Important twitter terms:
- Writing a posting is called a “tweet.”
- Your twitter name is called your “handle” (ex: @yourname)
- The photo or graphic that accompanies your tweets is called an “avatar”
- Key words/search terms within your tweet are called #hashtags
- Re-distributing someone else’s post to your followers is called “retweeting”
- Letting someone know you like their post is called “favoriting”
How to get involved with twitter:
1. Sign up on twitter.com by choosing your twitter name (“handle”).
The best names are short and easy to remember. It can be part of your name (ex: @LoebStacy), or something related to urology (ex: @uretericbud).
2. Create your profile with a photo and description.
Choose a photo which will accompany and identify all of your tweets (i.e., your “avatar”). Although some people use icons or symbols, my recommendation is to include a headshot so that your new uro-twitter friends can recognize “the face behind the handle” at the next conference. Also include some details about yourself so that others can decide whether to follow you, such as your current position and where you are located (ex: Urology resident at Outside Hospital, Philadelphia, PA).
3. Choose some people or groups to follow.
Many urologists have started to join twitter, so use the search feature on the twitter page to look up some colleagues by their name or twitter handle. All of the major urology organizations and journals are on twitter, so choose the ones that interest you for the latest updates in the field (ex: @urologymatch). Finally, twitter is also a great way to get the latest news on your other interests, such as sports (ex: @syrbasketball), fashion (ex: @gucci), celebrities (ex: @RealHughJackman), or current events (ex: @BloombergNews).
4. Start tweeting!
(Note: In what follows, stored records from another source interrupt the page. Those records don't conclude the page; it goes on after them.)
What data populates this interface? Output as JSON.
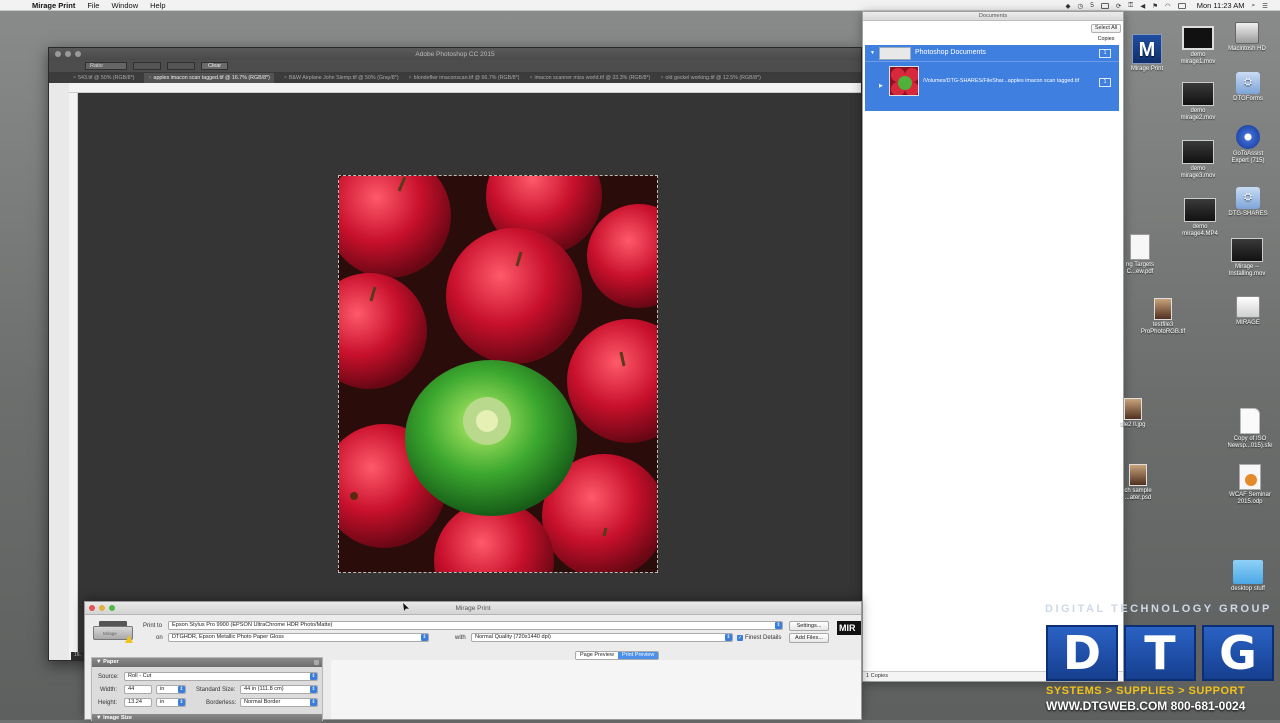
{
  "menubar": {
    "app_name": "Mirage Print",
    "items": [
      "File",
      "Window",
      "Help"
    ],
    "status_items": [
      "5"
    ],
    "clock": "Mon 11:23 AM"
  },
  "photoshop": {
    "title": "Adobe Photoshop CC 2015",
    "options": {
      "style_value": "Ratio",
      "clear_label": "Clear"
    },
    "tabs": [
      {
        "label": "543.tif @ 50% (RGB/8*)",
        "active": false
      },
      {
        "label": "apples imacon scan tagged.tif @ 16.7% (RGB/8*)",
        "active": true
      },
      {
        "label": "B&W Airplane John Slemp.tif @ 50% (Gray/8*)",
        "active": false
      },
      {
        "label": "blondeflwr imaconscan.tif @ 66.7% (RGB/8*)",
        "active": false
      },
      {
        "label": "imacon scanner miss world.tif @ 33.3% (RGB/8*)",
        "active": false
      },
      {
        "label": "old gockel working.tif @ 12.5% (RGB/8*)",
        "active": false
      }
    ],
    "status": "16."
  },
  "mirage": {
    "title": "Mirage Print",
    "print_to_label": "Print to",
    "printer": "Epson Stylus Pro 9900 (EPSON UltraChrome HDR Photo/Matte)",
    "on_label": "on",
    "paper": "DTGHDR, Epson Metallic Photo Paper Gloss",
    "with_label": "with",
    "quality": "Normal Quality (720x1440 dpi)",
    "finest_details": "Finest Details",
    "settings_button": "Settings...",
    "add_files_button": "Add Files...",
    "logo": "MIR",
    "printer_tag": "Mirage",
    "tabs": [
      "Page Preview",
      "Print Preview"
    ],
    "paper_section": {
      "title": "Paper",
      "source_label": "Source:",
      "source_value": "Roll - Cut",
      "width_label": "Width:",
      "width_value": "44",
      "width_unit": "in",
      "height_label": "Height:",
      "height_value": "13.24",
      "height_unit": "in",
      "standard_size_label": "Standard Size:",
      "standard_size_value": "44 in (111.8 cm)",
      "borderless_label": "Borderless:",
      "borderless_value": "Normal Border"
    },
    "image_size_section": {
      "title": "Image Size"
    }
  },
  "documents": {
    "title": "Documents",
    "select_all": "Select All",
    "copies_label": "Copies",
    "group_name": "Photoshop Documents",
    "group_count": "1",
    "item_path": "/Volumes/DTG-SHARES/FileShar...apples imacon scan tagged.tif",
    "item_count": "1",
    "footer": "1 Copies"
  },
  "desktop_icons": [
    {
      "label": "Mirage Print",
      "icon": "mirage-app-icon"
    },
    {
      "label": "Macintosh HD",
      "icon": "hard-drive-icon"
    },
    {
      "label": "demo mirage1.mov",
      "icon": "movie-file-icon"
    },
    {
      "label": "DTGForms",
      "icon": "network-share-icon"
    },
    {
      "label": "demo mirage2.mov",
      "icon": "movie-file-icon"
    },
    {
      "label": "GoToAssist Expert (715)",
      "icon": "gear-app-icon"
    },
    {
      "label": "demo mirage3.mov",
      "icon": "movie-file-icon"
    },
    {
      "label": "DTG-SHARES",
      "icon": "network-share-icon"
    },
    {
      "label": "demo mirage4.MP4",
      "icon": "movie-file-icon"
    },
    {
      "label": "Mirage -- Installing.mov",
      "icon": "movie-file-icon"
    },
    {
      "label": "ng Targets C...ew.pdf",
      "icon": "pdf-file-icon"
    },
    {
      "label": "MIRAGE",
      "icon": "external-disk-icon"
    },
    {
      "label": "testfile3 ProPhotoRGB.tif",
      "icon": "image-file-icon"
    },
    {
      "label": "file2 ll.jpg",
      "icon": "image-file-icon"
    },
    {
      "label": "Copy of ISO Newsp...015).sfe",
      "icon": "generic-file-icon"
    },
    {
      "label": "ch sample ...ater.psd",
      "icon": "image-file-icon"
    },
    {
      "label": "WCAF Seminar 2015.odp",
      "icon": "presentation-file-icon"
    },
    {
      "label": "desktop stuff",
      "icon": "folder-icon"
    }
  ],
  "watermark": {
    "tagline": "DIGITAL TECHNOLOGY GROUP",
    "letters": [
      "D",
      "T",
      "G"
    ],
    "slogan": "SYSTEMS > SUPPLIES > SUPPORT",
    "web": "WWW.DTGWEB.COM 800-681-0024"
  }
}
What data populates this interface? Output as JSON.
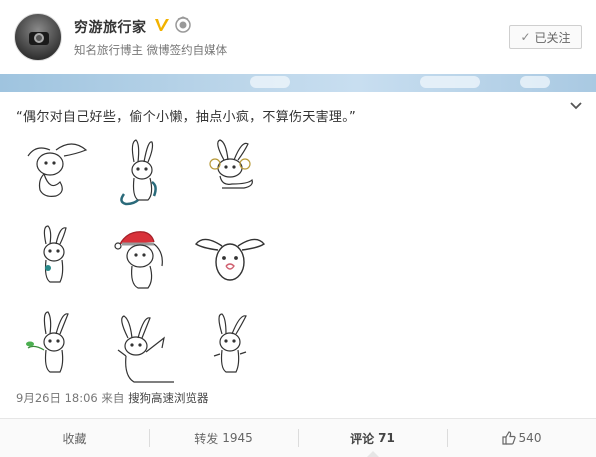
{
  "user": {
    "name": "穷游旅行家",
    "description": "知名旅行博主 微博签约自媒体",
    "follow_label": "已关注",
    "follow_icon": "✓"
  },
  "post": {
    "text": "“偶尔对自己好些，偷个小懒，抽点小疯，不算伤天害理。”",
    "date": "9月26日 18:06",
    "from_label": "来自",
    "source": "搜狗高速浏览器",
    "images": [
      "rabbit-sketch-1",
      "rabbit-sketch-2",
      "rabbit-sketch-3",
      "rabbit-sketch-4",
      "rabbit-sketch-5",
      "rabbit-sketch-6",
      "rabbit-sketch-7",
      "rabbit-sketch-8",
      "rabbit-sketch-9"
    ]
  },
  "actions": {
    "favorite": "收藏",
    "repost": "转发",
    "repost_count": "1945",
    "comment": "评论",
    "comment_count": "71",
    "like_count": "540"
  },
  "colors": {
    "vip_gold": "#f2b200",
    "banner_blue": "#a9c9e2",
    "text_main": "#333333",
    "text_muted": "#777777"
  }
}
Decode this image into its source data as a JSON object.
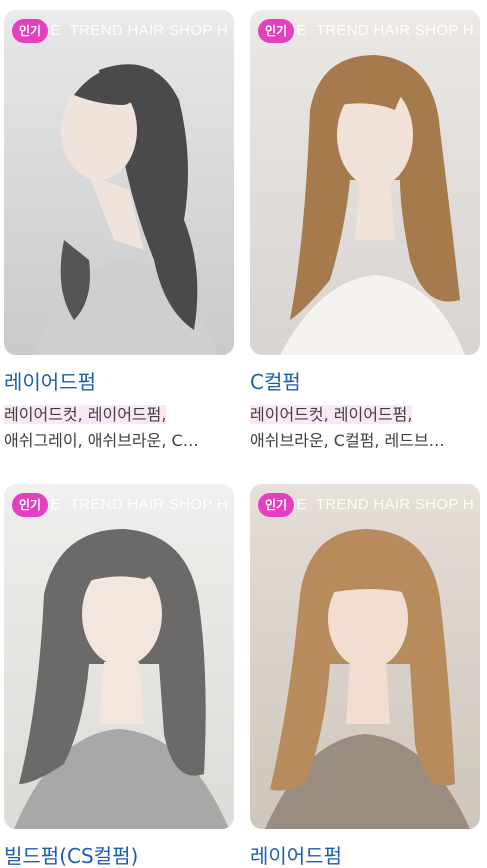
{
  "banner_text": "TREND HAIR SHOP H",
  "banner_prefix": "SE",
  "badge_label": "인기",
  "colors": {
    "badge": "#e33fbe",
    "title": "#1a5fb4",
    "highlight": "#fce8f4"
  },
  "cards": [
    {
      "title": "레이어드펌",
      "desc_highlight": "레이어드컷, 레이어드펌,",
      "desc_rest": " 애쉬그레이, 애쉬브라운, C…",
      "hair_color": "#4a4a4c",
      "bg_color": "#d9dadc",
      "skin": "#efe3dc",
      "shirt": "#cfcfcf"
    },
    {
      "title": "C컬펌",
      "desc_highlight": "레이어드컷, 레이어드펌,",
      "desc_rest": " 애쉬브라운, C컬펌, 레드브…",
      "hair_color": "#a77a4d",
      "bg_color": "#e3e0dd",
      "skin": "#f1e2d8",
      "shirt": "#f5f2ef"
    },
    {
      "title": "빌드펌(CS컬펌)",
      "desc_highlight": "",
      "desc_rest": "",
      "hair_color": "#6c6a69",
      "bg_color": "#e6e5e3",
      "skin": "#f3e6de",
      "shirt": "#a9a8a6"
    },
    {
      "title": "레이어드펌",
      "desc_highlight": "",
      "desc_rest": "",
      "hair_color": "#b88b5c",
      "bg_color": "#ddd6cf",
      "skin": "#f2ddd0",
      "shirt": "#9a8d7f"
    }
  ]
}
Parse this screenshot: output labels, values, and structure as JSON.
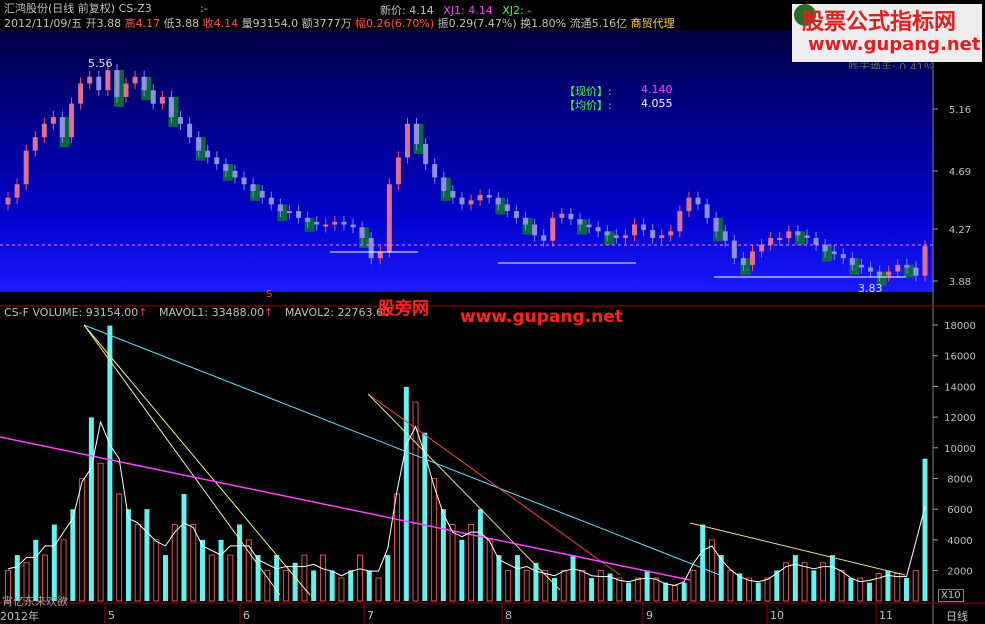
{
  "header": {
    "company": "汇鸿股份(日线 前复权)",
    "indicator": "CS-Z3",
    "indicator_sep": ":-",
    "date": "2012/11/09/五",
    "open_label": "开",
    "open": "3.88",
    "high_label": "高",
    "high": "4.17",
    "low_label": "低",
    "low": "3.88",
    "close_label": "收",
    "close": "4.14",
    "vol_label": "量",
    "volume": "93154.0",
    "amount_label": "额",
    "amount": "3777万",
    "change_label": "幅",
    "change": "0.26(6.70%)",
    "amp_label": "振",
    "amplitude": "0.29(7.47%)",
    "turn_label": "换",
    "turnover": "1.80%",
    "float_label": "流通",
    "float_value": "5.16亿",
    "sector": "商贸代理",
    "new_price_label": "新价:",
    "new_price": "4.14",
    "xj1_label": "XJ1:",
    "xj1": "4.14",
    "xj2_label": "XJ2:",
    "xj2": "-"
  },
  "watermark": {
    "title": "股票公式指标网",
    "url": "www.gupang.net",
    "hidden_text": "昨天换手: 0.41%",
    "center_cn": "股旁网",
    "center_url": "www.gupang.net"
  },
  "legend_box": {
    "current_label": "【现价】:",
    "current_value": "4.140",
    "avg_label": "【均价】:",
    "avg_value": "4.055"
  },
  "price_axis": {
    "ticks": [
      "5.16",
      "4.69",
      "4.27",
      "3.88"
    ]
  },
  "price_annotations": {
    "high_mark": "5.56",
    "low_mark": "3.83"
  },
  "volume_header": {
    "name": "CS-F VOLUME:",
    "volume": "93154.00",
    "mavol1_label": "MAVOL1:",
    "mavol1": "33488.00",
    "mavol2_label": "MAVOL2:",
    "mavol2": "22763.60",
    "s_marker": "S"
  },
  "volume_axis": {
    "ticks": [
      "18000",
      "16000",
      "14000",
      "12000",
      "10000",
      "8000",
      "6000",
      "4000",
      "2000"
    ],
    "unit": "X10"
  },
  "time_axis": {
    "year": "2012年",
    "months": [
      "5",
      "6",
      "7",
      "8",
      "9",
      "10",
      "11"
    ],
    "period": "日线"
  },
  "bottom_left_text": "宵亿东来欢欲",
  "colors": {
    "up": "#ff5050",
    "down": "#8080ff",
    "up_fill": "#e07090",
    "down_fill": "#9090e0",
    "vol_up": "#e05050",
    "vol_down": "#66f0f0",
    "blue_top": "#0000a0",
    "blue_bottom": "#3030ff"
  }
}
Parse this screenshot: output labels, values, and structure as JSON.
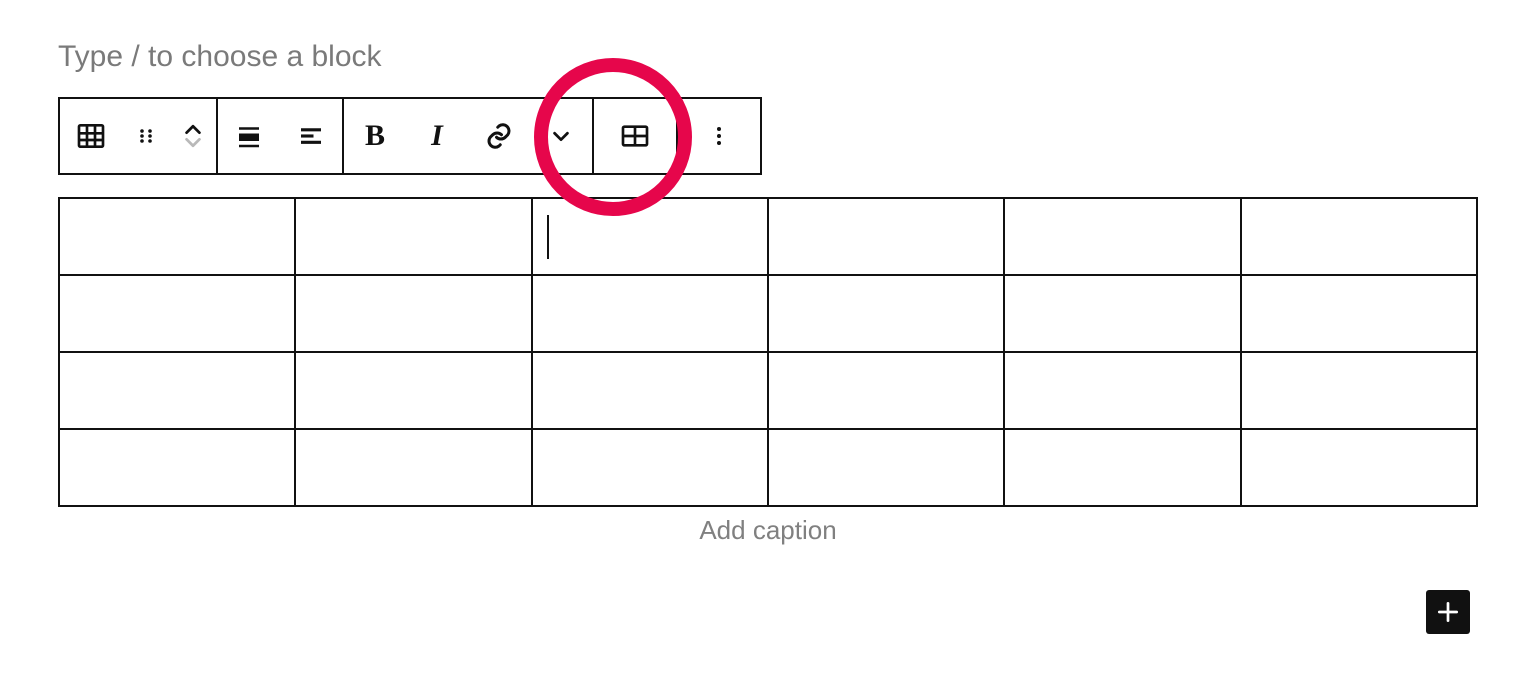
{
  "prompt": {
    "placeholder": "Type / to choose a block"
  },
  "toolbar": {
    "block_type": "table",
    "bold_label": "B",
    "italic_label": "I"
  },
  "table": {
    "columns": 6,
    "rows": 4,
    "caption_placeholder": "Add caption",
    "active_cell": {
      "row": 0,
      "col": 2
    },
    "cells": [
      [
        "",
        "",
        "",
        "",
        "",
        ""
      ],
      [
        "",
        "",
        "",
        "",
        "",
        ""
      ],
      [
        "",
        "",
        "",
        "",
        "",
        ""
      ],
      [
        "",
        "",
        "",
        "",
        "",
        ""
      ]
    ]
  },
  "annotation": {
    "highlight_target": "link-and-more-formatting-buttons"
  }
}
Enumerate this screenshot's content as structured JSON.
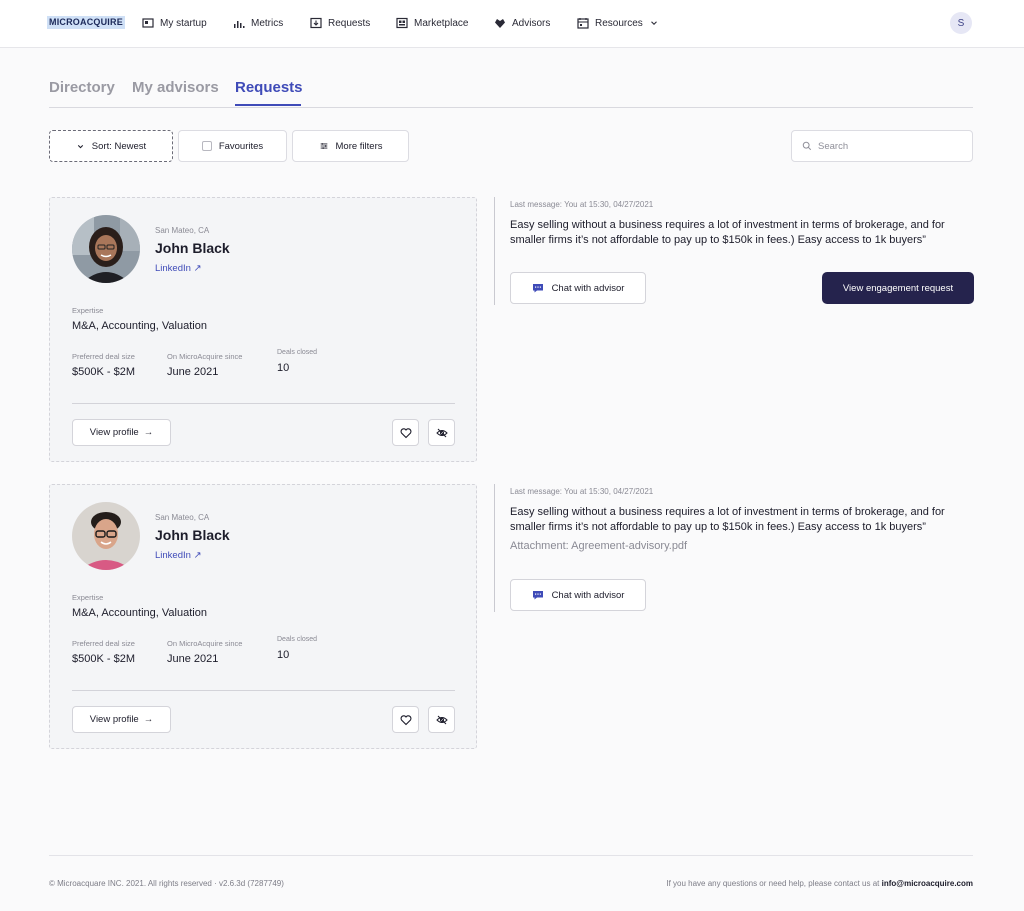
{
  "nav": {
    "logo": "MICROACQUIRE",
    "items": [
      {
        "label": "My startup",
        "icon": "startup-icon"
      },
      {
        "label": "Metrics",
        "icon": "metrics-icon"
      },
      {
        "label": "Requests",
        "icon": "requests-icon"
      },
      {
        "label": "Marketplace",
        "icon": "marketplace-icon"
      },
      {
        "label": "Advisors",
        "icon": "advisors-icon"
      },
      {
        "label": "Resources",
        "icon": "resources-icon"
      }
    ],
    "avatar_initial": "S"
  },
  "tabs": [
    {
      "label": "Directory",
      "active": false
    },
    {
      "label": "My advisors",
      "active": false
    },
    {
      "label": "Requests",
      "active": true
    }
  ],
  "filters": {
    "sort_label": "Sort: Newest",
    "favourites_label": "Favourites",
    "more_filters_label": "More filters",
    "search_placeholder": "Search"
  },
  "advisors": [
    {
      "location": "San Mateo, CA",
      "name": "John Black",
      "link_label": "LinkedIn",
      "expertise_label": "Expertise",
      "expertise": "M&A, Accounting, Valuation",
      "deal_size_label": "Preferred deal size",
      "deal_size": "$500K - $2M",
      "since_label": "On MicroAcquire since",
      "since": "June 2021",
      "deals_label": "Deals closed",
      "deals": "10",
      "view_profile_label": "View profile",
      "message": {
        "meta": "Last message: You at 15:30, 04/27/2021",
        "text": "Easy selling without a business requires a lot of investment in terms of brokerage, and for smaller firms it’s not affordable to pay up to $150k in fees.) Easy access to 1k buyers”",
        "attachment": "",
        "chat_label": "Chat with advisor",
        "engagement_label": "View engagement request"
      }
    },
    {
      "location": "San Mateo, CA",
      "name": "John Black",
      "link_label": "LinkedIn",
      "expertise_label": "Expertise",
      "expertise": "M&A, Accounting, Valuation",
      "deal_size_label": "Preferred deal size",
      "deal_size": "$500K - $2M",
      "since_label": "On MicroAcquire since",
      "since": "June 2021",
      "deals_label": "Deals closed",
      "deals": "10",
      "view_profile_label": "View profile",
      "message": {
        "meta": "Last message: You at 15:30, 04/27/2021",
        "text": "Easy selling without a business requires a lot of investment in terms of brokerage, and for smaller firms it’s not affordable to pay up to $150k in fees.) Easy access to 1k buyers”",
        "attachment": "Attachment: Agreement-advisory.pdf",
        "chat_label": "Chat with advisor",
        "engagement_label": ""
      }
    }
  ],
  "footer": {
    "copyright": "© Microacquare INC. 2021. All rights reserved  ·  v2.6.3d (7287749)",
    "help_text": "If you have any questions or need help, please contact us at",
    "email": "info@microacquire.com"
  },
  "colors": {
    "accent": "#3f4bb8",
    "primary_button": "#25234d",
    "card_bg": "#f4f5f7"
  }
}
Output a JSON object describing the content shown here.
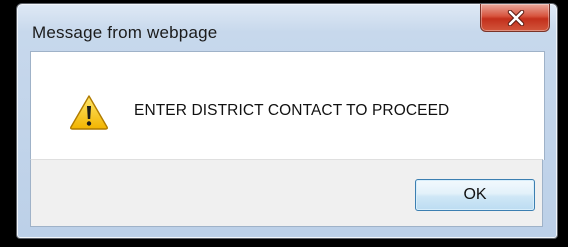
{
  "dialog": {
    "title": "Message from webpage",
    "message": "ENTER DISTRICT CONTACT TO PROCEED",
    "ok_label": "OK",
    "icon": "warning-icon",
    "close_icon": "close-icon"
  },
  "colors": {
    "close_button": "#c3301c",
    "warning_fill": "#f5c400",
    "ok_border": "#3c7fb1"
  }
}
While it is possible to be a “passive follower” on twitter and simply use it for updates, it is more fun and rewarding to get involved. When you see a new story, research paper, or someone else’s post that interests you, share your opinions with your followers. Remember to use #hashtags for any key words in your tweet to group your post with others on that subject.
What the Twitter app looks like:
For more information:
Prezi by Dr. Marnique Basto (Uro-Oncology Research Fellow at Peter MacCallum Cancer Center in Melbourne, Australia): http://prezi.com/atfclxs3qtuo/uro-somesphere/?auth_key=7ce193a7185240d7395155a822eb0a9a91edb601